### DATA FOR REVIEW
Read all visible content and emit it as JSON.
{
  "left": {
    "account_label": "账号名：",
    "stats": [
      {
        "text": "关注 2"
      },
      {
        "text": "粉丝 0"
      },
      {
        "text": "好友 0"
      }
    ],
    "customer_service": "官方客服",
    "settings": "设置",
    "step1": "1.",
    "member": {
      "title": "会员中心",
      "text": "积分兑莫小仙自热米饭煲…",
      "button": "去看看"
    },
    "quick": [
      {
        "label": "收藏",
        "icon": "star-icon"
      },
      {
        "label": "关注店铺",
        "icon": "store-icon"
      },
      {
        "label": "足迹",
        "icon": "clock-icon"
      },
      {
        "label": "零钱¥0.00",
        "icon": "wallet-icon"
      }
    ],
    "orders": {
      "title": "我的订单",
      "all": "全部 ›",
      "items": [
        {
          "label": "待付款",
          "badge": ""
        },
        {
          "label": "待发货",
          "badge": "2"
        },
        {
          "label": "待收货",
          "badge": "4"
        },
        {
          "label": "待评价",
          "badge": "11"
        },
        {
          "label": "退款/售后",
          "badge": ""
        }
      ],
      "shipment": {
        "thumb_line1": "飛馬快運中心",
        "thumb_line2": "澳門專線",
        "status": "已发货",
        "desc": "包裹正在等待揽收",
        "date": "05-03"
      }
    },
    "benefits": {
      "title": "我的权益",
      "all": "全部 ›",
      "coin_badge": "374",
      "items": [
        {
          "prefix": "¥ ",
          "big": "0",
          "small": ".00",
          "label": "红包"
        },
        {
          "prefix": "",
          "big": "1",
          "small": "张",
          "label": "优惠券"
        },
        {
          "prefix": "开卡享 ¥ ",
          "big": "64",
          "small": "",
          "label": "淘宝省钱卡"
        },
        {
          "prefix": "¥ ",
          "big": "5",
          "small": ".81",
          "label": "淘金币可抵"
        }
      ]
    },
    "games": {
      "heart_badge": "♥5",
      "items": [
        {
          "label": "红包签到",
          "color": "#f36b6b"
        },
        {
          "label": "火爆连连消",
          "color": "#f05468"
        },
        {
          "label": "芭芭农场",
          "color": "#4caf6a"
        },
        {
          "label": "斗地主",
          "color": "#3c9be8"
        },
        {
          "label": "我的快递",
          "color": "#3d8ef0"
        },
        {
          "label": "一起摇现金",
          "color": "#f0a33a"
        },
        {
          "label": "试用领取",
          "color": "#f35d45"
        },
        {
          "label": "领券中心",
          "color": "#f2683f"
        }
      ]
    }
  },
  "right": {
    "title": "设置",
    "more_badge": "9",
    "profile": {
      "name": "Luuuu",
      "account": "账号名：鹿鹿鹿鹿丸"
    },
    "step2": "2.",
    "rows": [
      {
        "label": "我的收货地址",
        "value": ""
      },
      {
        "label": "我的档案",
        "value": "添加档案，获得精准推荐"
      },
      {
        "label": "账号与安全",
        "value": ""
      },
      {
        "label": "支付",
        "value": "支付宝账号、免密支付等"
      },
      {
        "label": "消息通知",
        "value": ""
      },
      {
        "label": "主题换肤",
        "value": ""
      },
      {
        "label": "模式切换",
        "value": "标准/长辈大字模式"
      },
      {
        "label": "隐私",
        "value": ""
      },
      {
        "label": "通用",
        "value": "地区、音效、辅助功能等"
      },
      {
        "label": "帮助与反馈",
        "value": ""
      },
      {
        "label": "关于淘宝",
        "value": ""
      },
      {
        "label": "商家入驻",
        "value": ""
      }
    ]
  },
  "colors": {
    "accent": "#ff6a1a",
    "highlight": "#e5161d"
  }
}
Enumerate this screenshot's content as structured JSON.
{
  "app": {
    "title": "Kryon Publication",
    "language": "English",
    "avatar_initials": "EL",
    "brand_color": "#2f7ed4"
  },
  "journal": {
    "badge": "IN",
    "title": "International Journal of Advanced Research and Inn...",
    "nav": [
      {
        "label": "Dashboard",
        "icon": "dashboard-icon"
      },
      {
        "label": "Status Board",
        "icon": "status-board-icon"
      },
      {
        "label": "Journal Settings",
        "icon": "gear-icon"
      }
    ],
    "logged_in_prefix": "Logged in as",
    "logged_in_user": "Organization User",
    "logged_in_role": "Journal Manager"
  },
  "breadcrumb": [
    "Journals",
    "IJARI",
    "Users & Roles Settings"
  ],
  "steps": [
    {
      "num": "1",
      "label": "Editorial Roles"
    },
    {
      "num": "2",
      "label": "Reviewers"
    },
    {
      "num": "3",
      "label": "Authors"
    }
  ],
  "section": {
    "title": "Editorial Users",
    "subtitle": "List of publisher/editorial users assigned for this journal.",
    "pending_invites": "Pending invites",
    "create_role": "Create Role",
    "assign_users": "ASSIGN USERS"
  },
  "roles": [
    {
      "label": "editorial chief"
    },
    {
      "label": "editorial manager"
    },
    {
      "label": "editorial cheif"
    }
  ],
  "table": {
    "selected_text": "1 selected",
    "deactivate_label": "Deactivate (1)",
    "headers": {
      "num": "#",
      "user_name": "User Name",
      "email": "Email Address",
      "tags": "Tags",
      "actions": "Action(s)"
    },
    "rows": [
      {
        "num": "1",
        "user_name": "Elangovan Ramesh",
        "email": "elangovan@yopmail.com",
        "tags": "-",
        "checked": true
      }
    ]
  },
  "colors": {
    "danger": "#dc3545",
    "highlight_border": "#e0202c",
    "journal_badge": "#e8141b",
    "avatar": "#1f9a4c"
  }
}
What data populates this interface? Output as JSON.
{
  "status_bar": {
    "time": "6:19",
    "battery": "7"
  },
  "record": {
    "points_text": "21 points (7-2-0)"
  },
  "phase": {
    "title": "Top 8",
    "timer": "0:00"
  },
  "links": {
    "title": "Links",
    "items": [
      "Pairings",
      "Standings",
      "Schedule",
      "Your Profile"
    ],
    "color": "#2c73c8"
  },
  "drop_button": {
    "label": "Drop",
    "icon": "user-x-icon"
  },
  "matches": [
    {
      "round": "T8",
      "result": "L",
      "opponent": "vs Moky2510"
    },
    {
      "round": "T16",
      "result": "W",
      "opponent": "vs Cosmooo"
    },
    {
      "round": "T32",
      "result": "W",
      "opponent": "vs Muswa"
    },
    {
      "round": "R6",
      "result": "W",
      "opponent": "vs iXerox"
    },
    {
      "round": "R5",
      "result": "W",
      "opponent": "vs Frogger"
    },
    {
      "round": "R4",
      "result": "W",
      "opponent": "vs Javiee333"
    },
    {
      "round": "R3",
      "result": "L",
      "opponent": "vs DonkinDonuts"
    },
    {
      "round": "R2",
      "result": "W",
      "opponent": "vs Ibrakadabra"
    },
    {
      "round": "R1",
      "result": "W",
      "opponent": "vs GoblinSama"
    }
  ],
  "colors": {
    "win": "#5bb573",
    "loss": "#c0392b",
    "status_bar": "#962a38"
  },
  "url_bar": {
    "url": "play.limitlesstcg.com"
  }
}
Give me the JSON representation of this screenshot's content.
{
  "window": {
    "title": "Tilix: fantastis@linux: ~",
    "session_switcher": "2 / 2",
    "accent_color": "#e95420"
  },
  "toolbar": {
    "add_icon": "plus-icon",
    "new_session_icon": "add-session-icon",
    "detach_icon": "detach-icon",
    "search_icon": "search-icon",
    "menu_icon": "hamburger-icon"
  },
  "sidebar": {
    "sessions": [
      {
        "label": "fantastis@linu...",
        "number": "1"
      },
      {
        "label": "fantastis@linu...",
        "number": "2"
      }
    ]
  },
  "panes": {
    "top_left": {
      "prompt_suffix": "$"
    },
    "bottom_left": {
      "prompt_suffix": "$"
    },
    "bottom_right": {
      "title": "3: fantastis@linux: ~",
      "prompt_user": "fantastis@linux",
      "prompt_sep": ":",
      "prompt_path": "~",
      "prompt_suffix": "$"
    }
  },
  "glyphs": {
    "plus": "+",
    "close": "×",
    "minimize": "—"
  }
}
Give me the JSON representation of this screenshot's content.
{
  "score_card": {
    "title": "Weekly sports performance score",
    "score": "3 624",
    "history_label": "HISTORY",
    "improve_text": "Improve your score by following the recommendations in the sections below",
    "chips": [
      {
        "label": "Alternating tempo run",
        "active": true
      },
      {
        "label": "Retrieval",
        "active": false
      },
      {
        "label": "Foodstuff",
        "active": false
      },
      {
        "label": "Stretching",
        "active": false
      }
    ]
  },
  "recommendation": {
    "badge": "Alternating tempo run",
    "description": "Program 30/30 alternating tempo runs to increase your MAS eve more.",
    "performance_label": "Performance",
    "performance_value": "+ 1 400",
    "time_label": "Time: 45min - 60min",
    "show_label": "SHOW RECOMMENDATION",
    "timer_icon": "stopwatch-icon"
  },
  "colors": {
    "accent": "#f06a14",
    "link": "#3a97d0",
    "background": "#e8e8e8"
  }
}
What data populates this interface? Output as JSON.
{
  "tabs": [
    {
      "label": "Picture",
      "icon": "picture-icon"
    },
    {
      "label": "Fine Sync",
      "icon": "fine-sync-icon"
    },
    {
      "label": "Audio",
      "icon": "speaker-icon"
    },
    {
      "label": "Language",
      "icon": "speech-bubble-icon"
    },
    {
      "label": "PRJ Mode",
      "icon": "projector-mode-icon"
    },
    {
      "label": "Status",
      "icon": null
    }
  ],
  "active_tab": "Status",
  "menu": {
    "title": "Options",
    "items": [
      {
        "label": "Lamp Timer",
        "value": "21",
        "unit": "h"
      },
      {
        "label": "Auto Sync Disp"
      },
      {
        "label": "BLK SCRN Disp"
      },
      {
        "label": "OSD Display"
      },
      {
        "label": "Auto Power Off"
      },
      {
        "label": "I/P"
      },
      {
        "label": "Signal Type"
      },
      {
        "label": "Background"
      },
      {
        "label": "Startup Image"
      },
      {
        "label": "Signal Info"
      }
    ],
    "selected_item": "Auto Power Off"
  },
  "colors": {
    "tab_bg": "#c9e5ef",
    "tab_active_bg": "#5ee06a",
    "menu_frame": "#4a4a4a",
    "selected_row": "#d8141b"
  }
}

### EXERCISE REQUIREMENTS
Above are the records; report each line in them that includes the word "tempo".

### YOUR SOLUTION
        "label": "Alternating tempo run",
    "badge": "Alternating tempo run",
    "description": "Program 30/30 alternating tempo runs to increase your MAS eve more.",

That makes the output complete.